“SAVE THE WOMEN”CAMPAIGN. “Healthy women, Healthy families”
After my own diagnosis and surgeries, I am keen to get the subject of female related cancers, such as breast cancer and cervical cancer, out in the open to make other Asian women aware of their cancers and warning signs.
In South Asian society talking openly about breasts and cervix is often considered taboo as they are such a private part of the body. As a result, many females suffer in silence and many, loses their lives.
I aim to raise awareness in the South Asian community that breast cancer and cervical cancers are disease like any other disease and there is nothing to be ashamed of. I was criticised for coming out open about her cancer, but the whole purpose of her coming out open was to raise awareness about the disease. I openly and loudly state that “the cancer is not a stigma. It is an illness like any other illness, and many cancers are curable”. There are far too many South Asian females who hide their cancers due to stigma attached to it, and eventually loses their lives. No life should be lost due to perceived social stigma associated with the illness.
On 26thMarch 2018, on the occasion of my birthday, I have launched a campaign “Save The Women”to raise public awareness of cancers in South Asian females. Whilst resting on bed, following my recent surgery, my mind was on an emotional embankment, reading and hearing about number of lives lost due to lack of understanding of cancers and social stigma attached to it, specially in South Asian families. This lead me in to launching this campaign. There can't be better day than my birthday to speak up for something so vital. My statement on launching the campaign is that, “I am not defeated by my cancer, I am going just through short term tribulation, yet to come out stronger, wiser and positive at the other side”.
I am diagnosed in my 40s and there are other two young mothers known to me are also diagnosed. Common factor in all these three females is that we did not have the lump but yet had the cancer. This became the wakeup call for me to do something about it. Encouraging breast and cervical awareness amongst South Asian women remains a challenge.

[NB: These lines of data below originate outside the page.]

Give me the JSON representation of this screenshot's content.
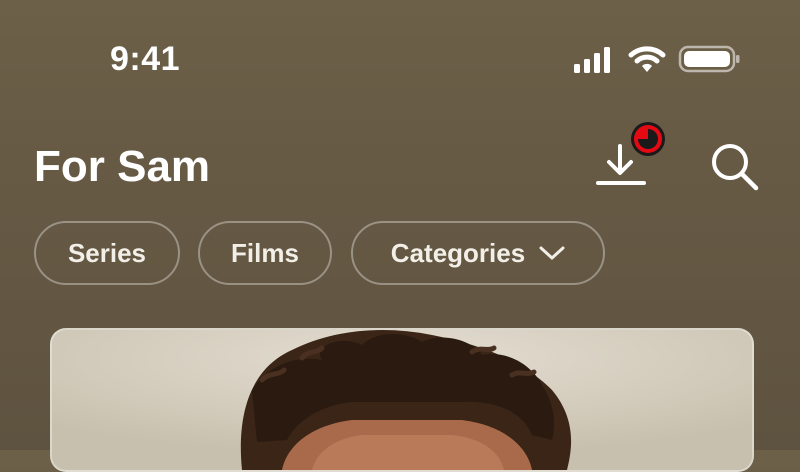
{
  "status_bar": {
    "time": "9:41",
    "icons": [
      "cellular-signal-icon",
      "wifi-icon",
      "battery-icon"
    ]
  },
  "header": {
    "title": "For Sam",
    "download_icon": "download-icon",
    "search_icon": "search-icon",
    "download_badge_color": "#e50914"
  },
  "filters": {
    "series_label": "Series",
    "films_label": "Films",
    "categories_label": "Categories"
  },
  "colors": {
    "background": "#675a45",
    "accent": "#e50914"
  }
}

Historically, South Asian women were considered to be at a very low risk of breast cancer compared with white women. As per BBC news published in 2013, between 2000-2004, South Asian women were found to have a 45% cent lower rate of breast cancer compared with white women. But by the 2005-2009 period, rates of breast cancer among South Asian women had increased significantly and had risen to be 8% higher than white women, whose rates had not changed significantly.

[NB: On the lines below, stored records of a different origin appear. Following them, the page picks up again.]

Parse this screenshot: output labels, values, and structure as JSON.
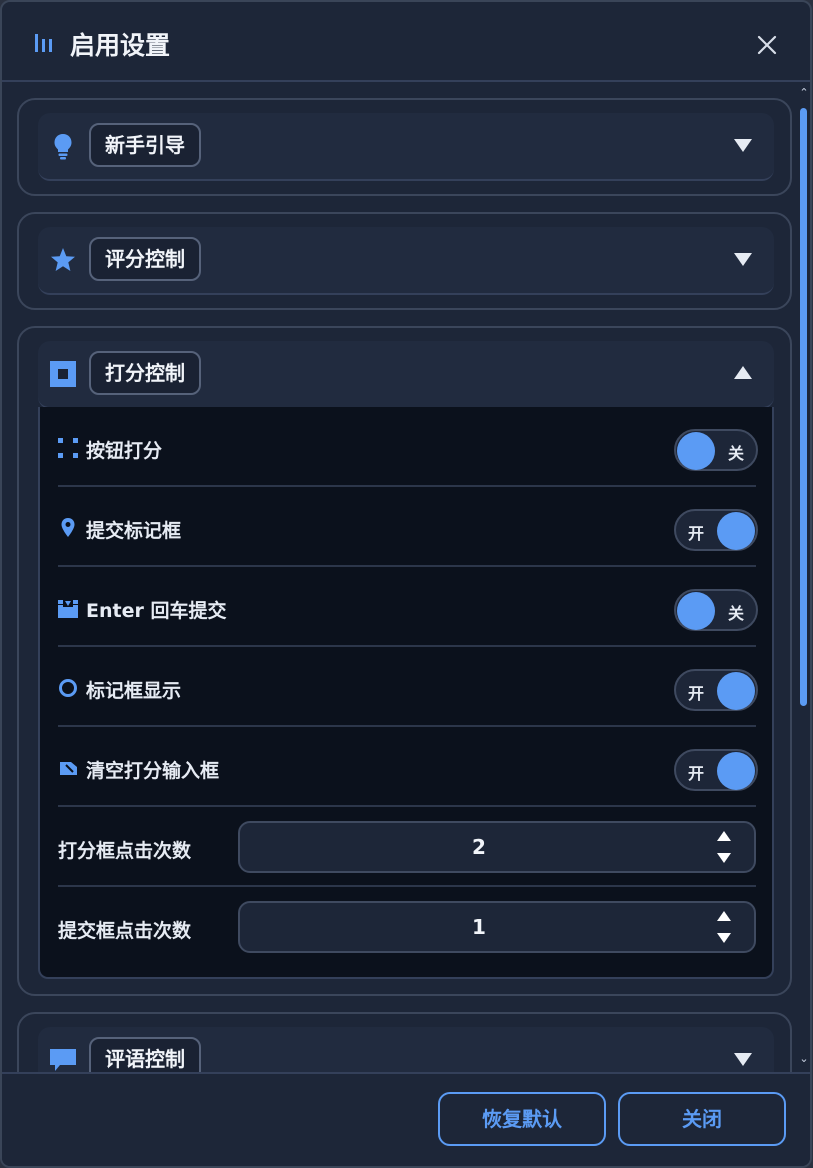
{
  "dialog": {
    "title": "启用设置",
    "accent": "#5b9bf4"
  },
  "sections": {
    "guide": {
      "label": "新手引导"
    },
    "rating": {
      "label": "评分控制"
    },
    "scoring": {
      "label": "打分控制",
      "rows": {
        "button_score": {
          "label": "按钮打分",
          "state": "关"
        },
        "submit_box": {
          "label": "提交标记框",
          "state": "开"
        },
        "enter_submit": {
          "label": "Enter 回车提交",
          "state": "关"
        },
        "box_display": {
          "label": "标记框显示",
          "state": "开"
        },
        "clear_input": {
          "label": "清空打分输入框",
          "state": "开"
        },
        "score_clicks": {
          "label": "打分框点击次数",
          "value": "2"
        },
        "submit_clicks": {
          "label": "提交框点击次数",
          "value": "1"
        }
      }
    },
    "comment": {
      "label": "评语控制"
    }
  },
  "footer": {
    "reset_label": "恢复默认",
    "close_label": "关闭"
  }
}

A number of UK women from South Asian backgrounds who have cancer, hide it because of a perceived stigma about the disease, the BBC has learned. One woman chose to "suffer on [her] own" through chemotherapy for fear of her family's reaction, and questioned whether God was punishing her. Experts said others were seeking help too late, causing preventable deaths. In one case a woman sought treatment only when her breast was rotten. She later died as the cancer had spread. Some women go to the extent of not even having treatment because, if they had treatment, people would know as they'd lose their hair,". Some fears it might affect their children because no-one would want to marry them.
As per the article published by BBC, in 2014, research from Bridgewater NHS found Asian women between 15 and 64 years old had a significantly reduced survival rate for breast cancer of three years.
The stigma surrounding cancer in South Asian communities spans different forms of the disease. One women told BBC that there was a reluctance for women to go for a smear test because they did not want to be "defiled" or be considered "no longer pure".
Some experts are concerned that women are suffering unnecessarily.
Significant number of South Asian women are more likely to be from poor, deprived backgrounds, meaning their levels of awareness of cancer are likely to be lower.
“Save the Women”campaign is equally important as “Save Girl, Educate Girl”campaign and I aim to continue work on both the campaigns equally.
I have taken solace in considering God’s greater plan for me and making her the medium to raise much needed awareness.